Cry when you need to. But resist living entirely in a personal pity party. Accepting the inevitable and beginning to learn to live with it will be a big help. Let's pray for all the spouses who are suffering through this hard change of life - those we know and those we don't. God love you.
Helpful Answer (13)
Report

I think you're right where you should be at this point. It's only been 2 weeks. That's not very long. While you may always miss him I think the situation will get easier for you in time. I hope you have some family you can turn to when you're missing your husband. Adult children maybe? Or a sister or brother? Maybe a close friend? Try to keep yourself busy right now. Spend time with your loved ones.

I'm so sorry you have to go through this.
Helpful Answer (8)
Report

My wife of 35 years has FTD and now her symptoms point to her passing soon. I decided on care at home from the onset. It has been such a slow, slow demise and I have gone through all of the emotions a grieving person can go through already. You probably know how you will feel when he's gone already. The way you conduct your life now and everyday is how it will be. The most important part of this is to have you and others remember the person as they were--not the shadow of a person that lies in front of you now. They can then live forever in your heart.
Helpful Answer (6)
Report

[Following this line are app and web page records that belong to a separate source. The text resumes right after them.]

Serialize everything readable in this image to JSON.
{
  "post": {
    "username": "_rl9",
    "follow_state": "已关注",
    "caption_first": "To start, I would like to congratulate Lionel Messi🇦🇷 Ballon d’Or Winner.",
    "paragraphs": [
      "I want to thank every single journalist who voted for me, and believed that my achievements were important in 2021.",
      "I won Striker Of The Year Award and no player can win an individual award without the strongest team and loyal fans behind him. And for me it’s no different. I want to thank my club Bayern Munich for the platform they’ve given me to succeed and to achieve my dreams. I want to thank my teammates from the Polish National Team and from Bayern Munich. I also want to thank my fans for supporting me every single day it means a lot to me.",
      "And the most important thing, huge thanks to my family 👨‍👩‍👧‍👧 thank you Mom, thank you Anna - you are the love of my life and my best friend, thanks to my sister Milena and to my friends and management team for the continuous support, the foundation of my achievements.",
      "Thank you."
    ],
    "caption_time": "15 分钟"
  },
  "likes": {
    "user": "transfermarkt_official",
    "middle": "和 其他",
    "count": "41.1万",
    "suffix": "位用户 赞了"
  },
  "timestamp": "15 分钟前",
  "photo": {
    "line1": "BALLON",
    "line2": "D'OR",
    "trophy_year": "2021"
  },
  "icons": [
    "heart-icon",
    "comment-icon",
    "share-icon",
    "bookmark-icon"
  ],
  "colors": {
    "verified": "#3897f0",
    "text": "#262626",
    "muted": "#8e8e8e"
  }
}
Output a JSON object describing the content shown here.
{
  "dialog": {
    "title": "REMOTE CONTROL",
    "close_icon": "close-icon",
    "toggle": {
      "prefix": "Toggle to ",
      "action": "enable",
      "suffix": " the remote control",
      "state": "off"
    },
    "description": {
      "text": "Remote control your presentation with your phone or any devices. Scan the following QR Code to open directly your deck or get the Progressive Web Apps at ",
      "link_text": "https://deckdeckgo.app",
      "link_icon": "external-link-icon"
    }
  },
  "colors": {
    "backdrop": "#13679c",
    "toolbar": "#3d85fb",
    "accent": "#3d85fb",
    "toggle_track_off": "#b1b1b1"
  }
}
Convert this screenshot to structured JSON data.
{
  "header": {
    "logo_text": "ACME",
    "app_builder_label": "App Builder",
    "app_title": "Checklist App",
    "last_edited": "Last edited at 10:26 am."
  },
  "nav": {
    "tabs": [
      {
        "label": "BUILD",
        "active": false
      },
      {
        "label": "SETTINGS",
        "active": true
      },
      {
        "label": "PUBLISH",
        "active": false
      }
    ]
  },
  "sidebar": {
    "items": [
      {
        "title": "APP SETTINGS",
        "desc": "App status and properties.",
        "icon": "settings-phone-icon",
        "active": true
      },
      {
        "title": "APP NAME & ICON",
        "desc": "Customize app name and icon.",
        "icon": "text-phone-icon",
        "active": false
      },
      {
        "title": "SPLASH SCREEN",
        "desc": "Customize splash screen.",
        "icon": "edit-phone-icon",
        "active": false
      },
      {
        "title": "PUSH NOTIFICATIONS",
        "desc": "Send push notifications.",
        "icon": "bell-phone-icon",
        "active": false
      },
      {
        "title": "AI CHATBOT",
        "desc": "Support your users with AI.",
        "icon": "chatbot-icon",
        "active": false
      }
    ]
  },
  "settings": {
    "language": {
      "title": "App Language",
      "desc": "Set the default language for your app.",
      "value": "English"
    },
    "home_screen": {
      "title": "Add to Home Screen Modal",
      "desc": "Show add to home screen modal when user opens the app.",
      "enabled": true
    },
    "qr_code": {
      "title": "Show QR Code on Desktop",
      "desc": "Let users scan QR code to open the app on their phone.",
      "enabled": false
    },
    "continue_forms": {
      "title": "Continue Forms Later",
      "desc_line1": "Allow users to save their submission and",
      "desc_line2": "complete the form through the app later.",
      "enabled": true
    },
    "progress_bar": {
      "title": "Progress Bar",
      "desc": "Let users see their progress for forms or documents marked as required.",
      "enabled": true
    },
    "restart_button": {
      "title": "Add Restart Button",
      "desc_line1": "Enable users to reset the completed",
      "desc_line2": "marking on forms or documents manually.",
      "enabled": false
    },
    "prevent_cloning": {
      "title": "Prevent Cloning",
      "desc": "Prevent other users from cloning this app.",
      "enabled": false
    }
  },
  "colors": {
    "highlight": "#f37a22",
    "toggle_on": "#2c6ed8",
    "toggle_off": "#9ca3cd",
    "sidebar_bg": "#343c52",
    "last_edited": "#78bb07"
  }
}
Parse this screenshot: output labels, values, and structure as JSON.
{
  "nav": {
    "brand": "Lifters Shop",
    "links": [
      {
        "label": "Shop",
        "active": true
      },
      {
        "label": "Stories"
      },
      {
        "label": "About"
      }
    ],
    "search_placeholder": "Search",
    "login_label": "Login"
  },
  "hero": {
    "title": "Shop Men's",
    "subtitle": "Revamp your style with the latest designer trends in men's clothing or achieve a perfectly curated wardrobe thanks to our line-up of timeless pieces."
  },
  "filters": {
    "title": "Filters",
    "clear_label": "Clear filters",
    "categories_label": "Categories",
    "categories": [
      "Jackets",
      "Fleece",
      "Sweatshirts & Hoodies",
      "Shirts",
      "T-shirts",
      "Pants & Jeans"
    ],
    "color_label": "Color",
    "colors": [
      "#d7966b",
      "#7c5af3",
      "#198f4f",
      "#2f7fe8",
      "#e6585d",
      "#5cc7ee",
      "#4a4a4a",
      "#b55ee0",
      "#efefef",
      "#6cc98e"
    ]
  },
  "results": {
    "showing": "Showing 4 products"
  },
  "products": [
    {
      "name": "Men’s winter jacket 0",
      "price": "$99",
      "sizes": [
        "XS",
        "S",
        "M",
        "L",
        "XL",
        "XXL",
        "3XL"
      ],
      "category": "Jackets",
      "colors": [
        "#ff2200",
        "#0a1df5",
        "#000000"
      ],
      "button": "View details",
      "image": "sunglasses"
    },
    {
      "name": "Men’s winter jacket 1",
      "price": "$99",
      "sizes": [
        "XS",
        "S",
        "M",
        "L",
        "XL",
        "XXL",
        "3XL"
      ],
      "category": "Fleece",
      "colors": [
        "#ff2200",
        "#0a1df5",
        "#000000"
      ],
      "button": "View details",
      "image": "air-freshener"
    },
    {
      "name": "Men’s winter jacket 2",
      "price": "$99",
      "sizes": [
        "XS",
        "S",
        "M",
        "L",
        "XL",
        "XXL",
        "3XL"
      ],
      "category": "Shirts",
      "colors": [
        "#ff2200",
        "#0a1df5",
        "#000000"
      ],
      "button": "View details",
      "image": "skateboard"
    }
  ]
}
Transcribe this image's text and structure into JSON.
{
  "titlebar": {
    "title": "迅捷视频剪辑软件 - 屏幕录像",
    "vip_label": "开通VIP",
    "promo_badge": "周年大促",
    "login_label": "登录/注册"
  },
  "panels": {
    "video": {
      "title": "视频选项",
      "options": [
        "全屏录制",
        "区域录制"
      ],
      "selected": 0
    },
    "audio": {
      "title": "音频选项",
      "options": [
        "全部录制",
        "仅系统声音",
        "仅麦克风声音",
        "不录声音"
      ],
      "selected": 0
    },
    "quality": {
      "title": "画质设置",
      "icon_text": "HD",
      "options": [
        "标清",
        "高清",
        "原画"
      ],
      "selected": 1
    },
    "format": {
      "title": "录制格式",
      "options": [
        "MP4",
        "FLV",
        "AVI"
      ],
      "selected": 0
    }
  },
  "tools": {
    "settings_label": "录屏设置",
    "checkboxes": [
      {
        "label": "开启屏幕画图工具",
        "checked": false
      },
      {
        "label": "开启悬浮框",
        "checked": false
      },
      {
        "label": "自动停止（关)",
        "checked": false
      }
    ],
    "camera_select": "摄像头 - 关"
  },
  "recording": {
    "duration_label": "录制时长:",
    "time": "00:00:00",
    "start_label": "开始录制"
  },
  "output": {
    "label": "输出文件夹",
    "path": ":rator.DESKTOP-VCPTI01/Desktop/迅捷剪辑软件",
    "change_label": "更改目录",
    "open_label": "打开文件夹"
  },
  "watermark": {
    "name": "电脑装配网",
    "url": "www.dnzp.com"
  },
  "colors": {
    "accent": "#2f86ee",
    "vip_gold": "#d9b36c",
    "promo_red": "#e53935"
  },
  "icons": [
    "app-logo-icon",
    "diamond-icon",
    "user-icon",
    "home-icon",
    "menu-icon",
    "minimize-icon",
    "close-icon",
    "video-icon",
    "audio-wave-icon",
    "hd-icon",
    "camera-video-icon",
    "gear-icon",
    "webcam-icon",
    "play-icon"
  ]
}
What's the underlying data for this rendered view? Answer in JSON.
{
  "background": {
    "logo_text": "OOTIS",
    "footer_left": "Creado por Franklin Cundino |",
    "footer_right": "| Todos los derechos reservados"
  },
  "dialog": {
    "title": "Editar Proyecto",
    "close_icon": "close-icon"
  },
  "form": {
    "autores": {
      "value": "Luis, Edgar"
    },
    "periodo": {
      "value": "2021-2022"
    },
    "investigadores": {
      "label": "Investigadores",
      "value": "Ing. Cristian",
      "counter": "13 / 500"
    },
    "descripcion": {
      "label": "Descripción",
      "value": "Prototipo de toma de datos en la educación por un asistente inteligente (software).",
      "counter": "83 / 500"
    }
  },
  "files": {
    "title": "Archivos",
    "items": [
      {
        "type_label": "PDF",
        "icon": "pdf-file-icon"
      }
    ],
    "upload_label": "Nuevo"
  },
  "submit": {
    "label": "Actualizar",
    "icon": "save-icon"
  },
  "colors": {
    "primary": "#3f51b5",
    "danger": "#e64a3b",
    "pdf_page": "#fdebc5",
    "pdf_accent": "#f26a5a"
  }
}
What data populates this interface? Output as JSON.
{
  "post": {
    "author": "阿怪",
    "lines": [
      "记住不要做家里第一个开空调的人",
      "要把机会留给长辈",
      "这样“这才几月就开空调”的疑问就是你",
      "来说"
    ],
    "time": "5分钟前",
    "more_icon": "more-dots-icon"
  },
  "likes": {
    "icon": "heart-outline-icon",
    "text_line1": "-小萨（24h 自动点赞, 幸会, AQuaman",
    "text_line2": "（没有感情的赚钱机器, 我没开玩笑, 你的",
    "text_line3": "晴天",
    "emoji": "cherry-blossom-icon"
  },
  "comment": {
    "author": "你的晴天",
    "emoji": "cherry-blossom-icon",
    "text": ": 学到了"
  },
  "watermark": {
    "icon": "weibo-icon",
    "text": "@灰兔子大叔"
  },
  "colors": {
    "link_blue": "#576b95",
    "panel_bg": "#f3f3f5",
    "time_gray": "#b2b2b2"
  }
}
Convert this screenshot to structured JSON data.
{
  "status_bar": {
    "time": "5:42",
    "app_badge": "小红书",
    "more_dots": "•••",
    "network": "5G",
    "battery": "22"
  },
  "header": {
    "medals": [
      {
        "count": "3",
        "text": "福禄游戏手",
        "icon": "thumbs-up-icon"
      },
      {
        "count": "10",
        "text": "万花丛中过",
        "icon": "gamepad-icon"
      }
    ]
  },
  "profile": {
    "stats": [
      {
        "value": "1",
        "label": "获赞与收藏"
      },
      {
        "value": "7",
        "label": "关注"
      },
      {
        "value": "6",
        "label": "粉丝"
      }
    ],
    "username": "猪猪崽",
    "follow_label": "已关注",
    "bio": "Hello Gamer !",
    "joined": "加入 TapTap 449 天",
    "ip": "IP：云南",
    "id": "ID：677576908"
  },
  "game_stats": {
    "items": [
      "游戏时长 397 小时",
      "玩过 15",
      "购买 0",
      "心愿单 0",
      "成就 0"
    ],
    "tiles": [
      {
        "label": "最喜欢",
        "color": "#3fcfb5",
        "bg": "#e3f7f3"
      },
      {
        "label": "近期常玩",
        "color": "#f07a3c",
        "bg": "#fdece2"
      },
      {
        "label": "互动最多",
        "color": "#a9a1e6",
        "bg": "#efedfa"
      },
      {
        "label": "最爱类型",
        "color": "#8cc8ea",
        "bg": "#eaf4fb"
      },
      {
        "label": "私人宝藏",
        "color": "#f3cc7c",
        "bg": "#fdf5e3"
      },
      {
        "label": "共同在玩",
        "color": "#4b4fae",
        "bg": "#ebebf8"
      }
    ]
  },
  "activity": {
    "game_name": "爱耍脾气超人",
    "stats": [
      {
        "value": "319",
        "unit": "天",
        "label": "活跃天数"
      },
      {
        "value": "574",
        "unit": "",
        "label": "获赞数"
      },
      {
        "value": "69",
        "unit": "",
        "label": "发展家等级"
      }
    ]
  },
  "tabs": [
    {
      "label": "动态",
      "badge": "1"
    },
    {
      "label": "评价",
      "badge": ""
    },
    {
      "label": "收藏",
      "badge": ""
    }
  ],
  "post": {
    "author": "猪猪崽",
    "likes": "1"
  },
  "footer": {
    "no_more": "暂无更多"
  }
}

This is one of the hardest things we will ever have to do. I wish I could say something to make you feel better, I am so sorry you are going through this. Be prepared for some changes in your husband, some that might upset you. And know there is nothing you can do. The nurses at the home will keep you informed how he is doing. He will always be your husband, just not the same one you used to know. Merry Christmas, Shirley
Helpful Answer (5)
Report

You have received some good thoughts here. In addition, I'd like to mention that when a loved one slips into Alzheimer's, you may experience the loss of your former closeness as grief. It is a feeling loss. It happened to me with my mother and with my husband. I hope you will slowly discover new parts of yourself.
Helpful Answer (5)
Report

Funny that this question would come up now. My mom has been in facility for 6 years and I just took my dad to see her yesterday (he's 93 and in a retirement facility). It was so hard on him that I told him if he felt he couldn't see her anymore not to feel guilty about it. It upset him terribly. I told him it does me too but I couldn't imagine how it feels to him seeing someone he has loved and been with be so bad. We have been going through this for around 12 years but she finally had to be placed 6 years ago. Dad just couldn't take care of her anymore. She is on hospice palliative care now. Although she hasn't passed I feel I have already lost my mom and it's the hardest thing still after all these years. Don't worry about crying when you leave......I still do too sometimes. It does get easier though. Try to find something that you really enjoy. Volunteering, cards, senior groups, travel, etc. You still have a life to live so don't feel guilty about enjoying it without him. It's a long, hard journey so take advantage of things around YOU while you can. Good Luck and God Bless.
Helpful Answer (5)
Report

Try to go see him more often if it isn't disturbing to him. Got to put those big girl panties on but always take care of your health first.
Helpful Answer (4)
Report

I appreciate the responses that all of you have given to her as I am in the process of putting my wife into Memory care. I am mentally ready and as soon as I decide on the right facility I will be putting her in. But I think about the after effect so I appreciate the advice to be prepared for a different life.
Helpful Answer (4)
Report

Losing a beloved spouse generates profound pain. Eddie describes it perfectly. I miss my husband in every corner........every day. I find pleasure in our children and grandchildren and Bill's memory lives on through us all.
In order to be happy.........I've lowered the bar quite a bit and that works out. It helps to be grateful for even little things. If you've lost a great love............you are one of the fortunate ones who had a great love. I thank God for that.
Helpful Answer (4)
Report

See All Answers
This question has been closed for answers. Ask a New Question.